Berio's Sinfonia is one of the most special compositions in the last decades, specially the famous third movement, even all of them are very remarkable because of the use of voice in a quite microtonal way.
In a recent edition of Juxtapositions, we can watch a DVD that has Berio as the central figure of a film on his Sinfonia, specially on the third movement, that he explains in detail on the DVD. His conception of the work is a kind of synthesis much more than a collage, that is what most of the people use to notice in that piece. Berio wanted to do of that movement a kind of personal creed of his debts with music, of those he loved and admired so much, and who have on Mahler the guide, a kind of boat that travels to Cyther full of music inside of his body. Mahler is an example for Berio (like he was for many other composers in the XXth Century, many of them Italian, like Maderna or Nono), and what Berio really loves in Mahler is his great capacity for put together different music, Mahler had on his mind as the conductor of the Vienna Opera he was. Berio tries to do something similar, but not taking the essence of music, like Mahler used to do, but quoting the music itself. In this way, we find on Berio's Sinfonia quotations of Bach, Debussy, Stravinsky, Strauss, Stockhausen, Boulez, Beethoven, Wagner... and of course Mahler... some of the composers he loved and, in my opinion, some of the most important musicians in the history of this art.
Eötvös' performance tries to make things very clear, giving special importance to the voices that Berio join to the music in the score, voices that were very present in Boulez's version, that is very close in style to this by Eötvös, even with a very close tempo, that is slower than Chailly (Decca), the performance I really think is the very best. In the Juxtapositions DVD we can here some pieces of the work conducted by Berio, and played by the Concertgebouw, really glorious!!! That performance is the nest I know, even Chailly's one, which is quite perfect is not so amazing like that, probably because it was recorded on Chailly's first years in Amsterdam, when the orchestra was not used to play this kind of contemporary music.
Eötvös is really a medium point between Boulez and Chailly, by tempo, by the importance he gives to the different parts of the scores, because of the voices... A good second option, with a good orchestra but not so great like Amsterdam's one. The recording is very good to, but I still prefer Decca's one for Chailly.
These are the recordings I know and the ranking I rate nowadays:
Boulez (Erato / Apex).
Ekphrasis (Continuo II) has its best performance on Eötvös hands.

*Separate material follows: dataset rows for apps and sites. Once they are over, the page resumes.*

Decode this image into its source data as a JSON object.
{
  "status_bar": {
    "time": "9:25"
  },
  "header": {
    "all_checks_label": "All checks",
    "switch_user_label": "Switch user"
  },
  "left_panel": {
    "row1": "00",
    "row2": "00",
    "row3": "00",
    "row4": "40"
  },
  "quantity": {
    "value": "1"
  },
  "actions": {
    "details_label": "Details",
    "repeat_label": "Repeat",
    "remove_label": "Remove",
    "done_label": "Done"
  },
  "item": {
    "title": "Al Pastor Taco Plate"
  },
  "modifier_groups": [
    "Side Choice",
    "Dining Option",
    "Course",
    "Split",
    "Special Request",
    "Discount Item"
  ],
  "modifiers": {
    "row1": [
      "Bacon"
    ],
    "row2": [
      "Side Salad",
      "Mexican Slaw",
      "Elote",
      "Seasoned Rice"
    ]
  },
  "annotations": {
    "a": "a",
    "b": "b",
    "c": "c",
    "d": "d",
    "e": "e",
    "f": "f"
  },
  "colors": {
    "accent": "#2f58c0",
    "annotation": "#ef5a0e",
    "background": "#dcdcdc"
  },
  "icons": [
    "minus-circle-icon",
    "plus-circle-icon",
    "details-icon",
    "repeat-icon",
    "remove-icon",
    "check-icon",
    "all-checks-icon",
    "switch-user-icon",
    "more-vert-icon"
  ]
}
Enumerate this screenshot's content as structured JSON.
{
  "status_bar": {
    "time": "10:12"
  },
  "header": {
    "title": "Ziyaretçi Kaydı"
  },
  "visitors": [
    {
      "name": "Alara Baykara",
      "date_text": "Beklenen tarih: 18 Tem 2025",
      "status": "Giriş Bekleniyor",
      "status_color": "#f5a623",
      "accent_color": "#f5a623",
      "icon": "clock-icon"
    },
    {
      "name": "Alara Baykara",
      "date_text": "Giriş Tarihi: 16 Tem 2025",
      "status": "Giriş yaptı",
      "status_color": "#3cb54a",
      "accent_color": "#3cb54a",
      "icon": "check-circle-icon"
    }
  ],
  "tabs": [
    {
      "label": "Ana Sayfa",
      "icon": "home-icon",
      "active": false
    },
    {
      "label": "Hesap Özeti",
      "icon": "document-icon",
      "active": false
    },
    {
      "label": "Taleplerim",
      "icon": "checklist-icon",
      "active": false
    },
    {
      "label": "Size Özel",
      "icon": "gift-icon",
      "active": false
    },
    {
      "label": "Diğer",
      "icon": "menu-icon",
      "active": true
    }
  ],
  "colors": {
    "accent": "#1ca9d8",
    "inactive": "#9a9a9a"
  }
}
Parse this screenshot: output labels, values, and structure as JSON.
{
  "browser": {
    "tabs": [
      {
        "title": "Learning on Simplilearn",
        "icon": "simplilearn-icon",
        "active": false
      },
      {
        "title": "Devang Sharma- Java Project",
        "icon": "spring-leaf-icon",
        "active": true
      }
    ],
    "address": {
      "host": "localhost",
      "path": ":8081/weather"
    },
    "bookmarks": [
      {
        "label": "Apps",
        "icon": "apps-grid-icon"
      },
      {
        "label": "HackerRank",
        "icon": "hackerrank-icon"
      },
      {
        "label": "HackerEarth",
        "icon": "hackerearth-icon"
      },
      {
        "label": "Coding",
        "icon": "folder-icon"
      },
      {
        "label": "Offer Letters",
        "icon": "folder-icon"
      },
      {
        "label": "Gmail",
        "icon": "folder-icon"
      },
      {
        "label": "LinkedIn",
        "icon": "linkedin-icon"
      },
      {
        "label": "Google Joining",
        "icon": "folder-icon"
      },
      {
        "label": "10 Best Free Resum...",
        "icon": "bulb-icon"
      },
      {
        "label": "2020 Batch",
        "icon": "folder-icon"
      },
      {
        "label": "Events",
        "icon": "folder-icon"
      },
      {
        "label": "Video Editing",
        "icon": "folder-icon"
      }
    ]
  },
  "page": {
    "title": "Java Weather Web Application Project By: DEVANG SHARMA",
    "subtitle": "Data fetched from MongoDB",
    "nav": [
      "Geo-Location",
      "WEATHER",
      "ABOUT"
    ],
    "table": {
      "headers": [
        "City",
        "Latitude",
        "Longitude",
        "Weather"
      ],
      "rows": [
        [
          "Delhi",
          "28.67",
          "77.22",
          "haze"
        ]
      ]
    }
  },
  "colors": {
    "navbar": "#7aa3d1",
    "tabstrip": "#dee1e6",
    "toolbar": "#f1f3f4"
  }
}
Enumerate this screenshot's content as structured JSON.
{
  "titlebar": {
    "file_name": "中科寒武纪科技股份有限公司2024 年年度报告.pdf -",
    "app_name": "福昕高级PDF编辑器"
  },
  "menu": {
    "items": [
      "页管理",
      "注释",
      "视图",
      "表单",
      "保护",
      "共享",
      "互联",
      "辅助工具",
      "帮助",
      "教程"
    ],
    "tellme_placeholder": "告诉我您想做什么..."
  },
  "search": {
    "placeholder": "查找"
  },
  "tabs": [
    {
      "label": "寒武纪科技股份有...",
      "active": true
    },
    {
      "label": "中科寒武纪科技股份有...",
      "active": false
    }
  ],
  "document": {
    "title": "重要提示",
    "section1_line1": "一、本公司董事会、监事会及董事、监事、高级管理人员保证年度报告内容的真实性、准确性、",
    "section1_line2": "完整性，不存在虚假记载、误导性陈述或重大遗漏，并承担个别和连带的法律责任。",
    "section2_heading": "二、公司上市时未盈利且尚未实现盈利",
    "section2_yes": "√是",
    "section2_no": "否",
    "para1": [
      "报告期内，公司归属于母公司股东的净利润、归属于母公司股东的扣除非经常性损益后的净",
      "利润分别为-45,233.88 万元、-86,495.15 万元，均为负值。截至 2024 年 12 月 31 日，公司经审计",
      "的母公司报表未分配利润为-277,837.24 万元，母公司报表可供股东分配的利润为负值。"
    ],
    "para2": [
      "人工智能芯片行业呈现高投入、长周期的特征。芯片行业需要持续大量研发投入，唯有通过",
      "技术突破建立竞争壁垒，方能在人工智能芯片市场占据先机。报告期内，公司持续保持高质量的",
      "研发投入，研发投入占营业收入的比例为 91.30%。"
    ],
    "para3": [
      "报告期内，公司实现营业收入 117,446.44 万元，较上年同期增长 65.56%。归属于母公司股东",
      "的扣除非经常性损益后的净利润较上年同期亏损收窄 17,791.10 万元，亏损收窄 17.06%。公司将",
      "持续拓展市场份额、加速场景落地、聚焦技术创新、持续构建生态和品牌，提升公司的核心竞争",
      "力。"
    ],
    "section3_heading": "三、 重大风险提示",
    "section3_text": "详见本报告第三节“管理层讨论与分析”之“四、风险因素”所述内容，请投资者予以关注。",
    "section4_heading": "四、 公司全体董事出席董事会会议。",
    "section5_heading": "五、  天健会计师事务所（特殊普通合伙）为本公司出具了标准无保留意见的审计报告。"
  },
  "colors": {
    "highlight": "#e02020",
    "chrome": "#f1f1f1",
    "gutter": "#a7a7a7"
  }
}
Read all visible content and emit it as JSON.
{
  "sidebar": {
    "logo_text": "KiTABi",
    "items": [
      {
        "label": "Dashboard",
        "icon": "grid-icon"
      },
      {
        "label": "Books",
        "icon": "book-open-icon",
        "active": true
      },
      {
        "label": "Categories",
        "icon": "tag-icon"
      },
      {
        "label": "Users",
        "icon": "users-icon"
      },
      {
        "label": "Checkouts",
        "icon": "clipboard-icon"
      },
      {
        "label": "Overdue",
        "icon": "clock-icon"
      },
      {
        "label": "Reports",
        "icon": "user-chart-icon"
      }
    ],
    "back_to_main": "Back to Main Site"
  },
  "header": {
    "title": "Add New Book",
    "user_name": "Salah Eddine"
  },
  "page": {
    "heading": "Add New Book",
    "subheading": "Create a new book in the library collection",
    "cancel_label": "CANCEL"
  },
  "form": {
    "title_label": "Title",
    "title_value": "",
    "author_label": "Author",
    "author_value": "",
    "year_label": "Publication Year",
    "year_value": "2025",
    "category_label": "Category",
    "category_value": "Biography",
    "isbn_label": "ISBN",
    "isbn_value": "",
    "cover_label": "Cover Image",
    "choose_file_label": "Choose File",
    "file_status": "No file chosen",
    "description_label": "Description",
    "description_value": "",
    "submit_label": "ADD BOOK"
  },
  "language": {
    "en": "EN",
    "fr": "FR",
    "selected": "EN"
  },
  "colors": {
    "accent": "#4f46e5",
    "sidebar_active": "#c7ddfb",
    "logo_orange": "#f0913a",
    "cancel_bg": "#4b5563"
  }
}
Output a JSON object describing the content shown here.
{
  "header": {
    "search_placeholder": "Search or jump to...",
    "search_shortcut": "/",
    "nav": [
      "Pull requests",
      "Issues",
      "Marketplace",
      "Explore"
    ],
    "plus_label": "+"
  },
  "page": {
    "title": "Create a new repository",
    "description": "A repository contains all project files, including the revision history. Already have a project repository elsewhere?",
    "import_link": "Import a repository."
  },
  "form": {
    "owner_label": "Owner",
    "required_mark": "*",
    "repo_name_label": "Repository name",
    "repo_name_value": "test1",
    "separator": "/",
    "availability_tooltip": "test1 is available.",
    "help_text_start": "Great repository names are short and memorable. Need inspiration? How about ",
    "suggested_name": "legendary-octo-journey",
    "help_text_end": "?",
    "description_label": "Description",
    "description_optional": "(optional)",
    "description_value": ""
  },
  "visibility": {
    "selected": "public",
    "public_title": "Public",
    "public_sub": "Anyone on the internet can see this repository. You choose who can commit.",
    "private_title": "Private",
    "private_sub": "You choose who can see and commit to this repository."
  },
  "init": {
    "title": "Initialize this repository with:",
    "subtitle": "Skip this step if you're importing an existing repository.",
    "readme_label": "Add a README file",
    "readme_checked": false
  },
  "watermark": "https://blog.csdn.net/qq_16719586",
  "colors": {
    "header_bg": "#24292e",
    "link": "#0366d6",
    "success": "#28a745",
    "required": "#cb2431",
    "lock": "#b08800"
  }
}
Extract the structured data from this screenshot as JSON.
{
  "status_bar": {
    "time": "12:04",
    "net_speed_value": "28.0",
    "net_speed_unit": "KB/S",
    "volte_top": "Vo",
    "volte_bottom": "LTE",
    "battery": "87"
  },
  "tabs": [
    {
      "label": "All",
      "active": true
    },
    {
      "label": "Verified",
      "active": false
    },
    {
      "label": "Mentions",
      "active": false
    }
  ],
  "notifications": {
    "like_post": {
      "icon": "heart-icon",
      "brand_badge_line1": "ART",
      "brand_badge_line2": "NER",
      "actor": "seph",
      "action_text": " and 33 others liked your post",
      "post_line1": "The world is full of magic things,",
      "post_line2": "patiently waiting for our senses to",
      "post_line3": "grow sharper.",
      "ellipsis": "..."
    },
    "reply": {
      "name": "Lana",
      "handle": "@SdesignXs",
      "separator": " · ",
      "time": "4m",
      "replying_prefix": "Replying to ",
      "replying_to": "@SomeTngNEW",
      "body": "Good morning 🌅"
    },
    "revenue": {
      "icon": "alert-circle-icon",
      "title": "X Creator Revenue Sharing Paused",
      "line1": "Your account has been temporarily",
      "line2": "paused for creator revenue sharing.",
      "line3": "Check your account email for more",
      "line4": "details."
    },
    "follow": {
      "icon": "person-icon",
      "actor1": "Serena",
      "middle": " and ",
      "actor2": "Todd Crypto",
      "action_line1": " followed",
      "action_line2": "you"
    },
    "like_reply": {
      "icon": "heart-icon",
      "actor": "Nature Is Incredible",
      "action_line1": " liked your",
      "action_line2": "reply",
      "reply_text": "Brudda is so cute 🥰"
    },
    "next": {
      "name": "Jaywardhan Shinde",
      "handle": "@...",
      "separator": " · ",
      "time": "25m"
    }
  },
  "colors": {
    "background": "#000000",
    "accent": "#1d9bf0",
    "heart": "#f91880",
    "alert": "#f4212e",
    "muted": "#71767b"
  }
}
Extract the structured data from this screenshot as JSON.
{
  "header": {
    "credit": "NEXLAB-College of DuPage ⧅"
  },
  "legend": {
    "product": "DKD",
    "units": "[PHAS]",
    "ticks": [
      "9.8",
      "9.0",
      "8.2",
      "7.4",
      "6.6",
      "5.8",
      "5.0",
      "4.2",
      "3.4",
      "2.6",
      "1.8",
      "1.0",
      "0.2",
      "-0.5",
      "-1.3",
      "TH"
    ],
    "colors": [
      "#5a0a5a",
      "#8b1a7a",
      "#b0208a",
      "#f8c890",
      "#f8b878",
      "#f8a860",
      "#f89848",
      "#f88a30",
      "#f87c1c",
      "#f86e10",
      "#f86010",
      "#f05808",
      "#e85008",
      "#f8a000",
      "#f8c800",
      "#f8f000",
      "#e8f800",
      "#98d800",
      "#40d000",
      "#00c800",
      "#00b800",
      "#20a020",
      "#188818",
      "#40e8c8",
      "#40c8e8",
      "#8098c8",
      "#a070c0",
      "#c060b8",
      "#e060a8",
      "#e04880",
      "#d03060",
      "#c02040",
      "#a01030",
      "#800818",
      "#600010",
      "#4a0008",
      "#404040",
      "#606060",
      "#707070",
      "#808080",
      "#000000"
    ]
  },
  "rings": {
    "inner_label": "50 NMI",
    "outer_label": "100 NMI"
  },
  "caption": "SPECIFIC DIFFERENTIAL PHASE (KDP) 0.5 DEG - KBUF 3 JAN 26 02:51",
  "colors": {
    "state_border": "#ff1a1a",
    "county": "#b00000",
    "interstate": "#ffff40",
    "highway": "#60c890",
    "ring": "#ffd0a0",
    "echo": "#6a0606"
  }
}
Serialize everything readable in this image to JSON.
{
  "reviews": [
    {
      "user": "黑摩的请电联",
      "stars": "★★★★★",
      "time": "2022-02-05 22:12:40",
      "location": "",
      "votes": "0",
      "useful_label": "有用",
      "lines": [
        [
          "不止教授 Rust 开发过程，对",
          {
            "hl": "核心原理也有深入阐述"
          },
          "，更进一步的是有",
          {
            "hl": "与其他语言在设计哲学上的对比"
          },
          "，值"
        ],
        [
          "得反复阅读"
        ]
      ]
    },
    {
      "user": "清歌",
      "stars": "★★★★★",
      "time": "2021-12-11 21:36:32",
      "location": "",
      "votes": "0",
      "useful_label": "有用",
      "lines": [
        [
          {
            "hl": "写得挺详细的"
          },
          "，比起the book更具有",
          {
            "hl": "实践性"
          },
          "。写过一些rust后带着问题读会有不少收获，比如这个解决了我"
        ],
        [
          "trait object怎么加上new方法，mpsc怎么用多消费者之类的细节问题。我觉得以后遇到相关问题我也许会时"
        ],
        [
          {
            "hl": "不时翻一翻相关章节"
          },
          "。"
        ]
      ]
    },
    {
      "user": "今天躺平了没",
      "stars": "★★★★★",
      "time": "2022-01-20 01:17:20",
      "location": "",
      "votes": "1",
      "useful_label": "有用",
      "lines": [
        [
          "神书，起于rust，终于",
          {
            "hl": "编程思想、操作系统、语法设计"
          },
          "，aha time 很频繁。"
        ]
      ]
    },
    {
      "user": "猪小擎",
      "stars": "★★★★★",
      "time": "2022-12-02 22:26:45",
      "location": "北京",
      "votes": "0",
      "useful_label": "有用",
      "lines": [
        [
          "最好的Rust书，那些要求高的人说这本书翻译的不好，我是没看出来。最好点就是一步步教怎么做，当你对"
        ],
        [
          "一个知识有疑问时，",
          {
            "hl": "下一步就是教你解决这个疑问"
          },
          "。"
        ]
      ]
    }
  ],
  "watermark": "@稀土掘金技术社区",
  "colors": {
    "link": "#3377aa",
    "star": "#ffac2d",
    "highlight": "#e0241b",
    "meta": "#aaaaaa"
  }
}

I knew this piece on Col legno version, but this is really the best I know, so it's a good reason to by this CD, as it is a good recommendation if you don't have Chailly's one or if you want to listen much more clear the voices or another way of explaining this masterwork.